Source data Block Start

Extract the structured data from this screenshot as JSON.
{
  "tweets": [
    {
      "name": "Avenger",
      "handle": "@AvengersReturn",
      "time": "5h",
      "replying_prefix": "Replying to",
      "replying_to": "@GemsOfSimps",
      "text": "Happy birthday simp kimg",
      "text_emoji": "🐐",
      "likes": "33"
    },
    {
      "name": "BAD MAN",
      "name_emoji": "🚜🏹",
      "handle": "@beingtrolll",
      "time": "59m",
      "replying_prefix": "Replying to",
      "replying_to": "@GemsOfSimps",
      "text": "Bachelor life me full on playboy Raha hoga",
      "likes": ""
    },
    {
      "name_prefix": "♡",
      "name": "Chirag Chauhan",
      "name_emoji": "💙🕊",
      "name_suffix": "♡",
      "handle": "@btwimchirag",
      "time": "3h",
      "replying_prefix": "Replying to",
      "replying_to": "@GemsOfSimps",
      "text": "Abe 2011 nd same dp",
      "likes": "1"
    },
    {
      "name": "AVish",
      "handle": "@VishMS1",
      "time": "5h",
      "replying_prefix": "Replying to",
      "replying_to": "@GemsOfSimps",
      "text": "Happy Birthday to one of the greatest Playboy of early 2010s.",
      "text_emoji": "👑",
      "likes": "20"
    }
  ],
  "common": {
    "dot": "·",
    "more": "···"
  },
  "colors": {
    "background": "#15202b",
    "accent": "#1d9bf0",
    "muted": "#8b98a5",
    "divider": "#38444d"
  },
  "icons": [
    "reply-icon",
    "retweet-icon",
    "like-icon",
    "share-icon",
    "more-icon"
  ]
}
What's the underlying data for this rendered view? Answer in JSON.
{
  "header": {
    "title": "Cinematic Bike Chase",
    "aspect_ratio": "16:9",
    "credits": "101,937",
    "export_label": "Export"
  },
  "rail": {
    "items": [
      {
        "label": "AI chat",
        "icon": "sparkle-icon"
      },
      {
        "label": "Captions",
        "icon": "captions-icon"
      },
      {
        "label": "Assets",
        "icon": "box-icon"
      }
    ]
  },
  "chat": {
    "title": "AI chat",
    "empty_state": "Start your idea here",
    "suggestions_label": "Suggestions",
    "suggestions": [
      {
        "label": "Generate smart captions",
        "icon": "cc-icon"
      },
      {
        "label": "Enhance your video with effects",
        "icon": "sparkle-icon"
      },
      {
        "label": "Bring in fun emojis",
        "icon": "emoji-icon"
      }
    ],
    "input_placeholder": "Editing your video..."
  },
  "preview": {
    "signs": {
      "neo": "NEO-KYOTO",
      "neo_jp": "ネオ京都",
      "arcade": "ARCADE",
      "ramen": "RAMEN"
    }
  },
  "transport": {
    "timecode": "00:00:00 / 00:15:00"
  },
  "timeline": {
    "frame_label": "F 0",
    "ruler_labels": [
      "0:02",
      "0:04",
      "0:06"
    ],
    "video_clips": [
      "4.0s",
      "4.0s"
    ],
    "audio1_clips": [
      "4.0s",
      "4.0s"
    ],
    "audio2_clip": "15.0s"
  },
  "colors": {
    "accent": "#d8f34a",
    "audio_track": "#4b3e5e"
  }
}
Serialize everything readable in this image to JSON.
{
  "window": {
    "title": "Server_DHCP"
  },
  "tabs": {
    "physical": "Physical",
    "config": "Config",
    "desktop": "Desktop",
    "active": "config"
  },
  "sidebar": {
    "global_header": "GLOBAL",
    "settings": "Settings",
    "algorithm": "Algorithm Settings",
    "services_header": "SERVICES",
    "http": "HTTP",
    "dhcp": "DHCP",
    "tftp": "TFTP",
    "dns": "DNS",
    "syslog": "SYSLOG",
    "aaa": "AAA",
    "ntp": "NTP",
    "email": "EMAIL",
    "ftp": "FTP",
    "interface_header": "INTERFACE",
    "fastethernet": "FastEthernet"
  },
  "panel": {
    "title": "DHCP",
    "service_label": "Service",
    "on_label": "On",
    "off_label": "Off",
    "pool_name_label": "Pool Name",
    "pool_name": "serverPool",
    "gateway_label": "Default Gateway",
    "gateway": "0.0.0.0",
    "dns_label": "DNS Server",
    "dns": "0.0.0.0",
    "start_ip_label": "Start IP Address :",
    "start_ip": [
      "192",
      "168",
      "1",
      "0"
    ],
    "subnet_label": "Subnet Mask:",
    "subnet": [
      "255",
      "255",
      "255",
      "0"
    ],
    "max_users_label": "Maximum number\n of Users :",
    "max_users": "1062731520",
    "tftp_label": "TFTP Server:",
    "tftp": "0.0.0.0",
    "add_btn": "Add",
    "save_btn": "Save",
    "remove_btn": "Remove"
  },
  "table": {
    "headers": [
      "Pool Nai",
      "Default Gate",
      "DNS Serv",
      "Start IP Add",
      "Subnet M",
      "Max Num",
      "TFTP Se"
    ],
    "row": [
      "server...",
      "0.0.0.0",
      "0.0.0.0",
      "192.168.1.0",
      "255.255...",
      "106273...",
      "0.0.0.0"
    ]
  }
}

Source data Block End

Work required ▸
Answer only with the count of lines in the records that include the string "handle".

Solution to this task ▸
4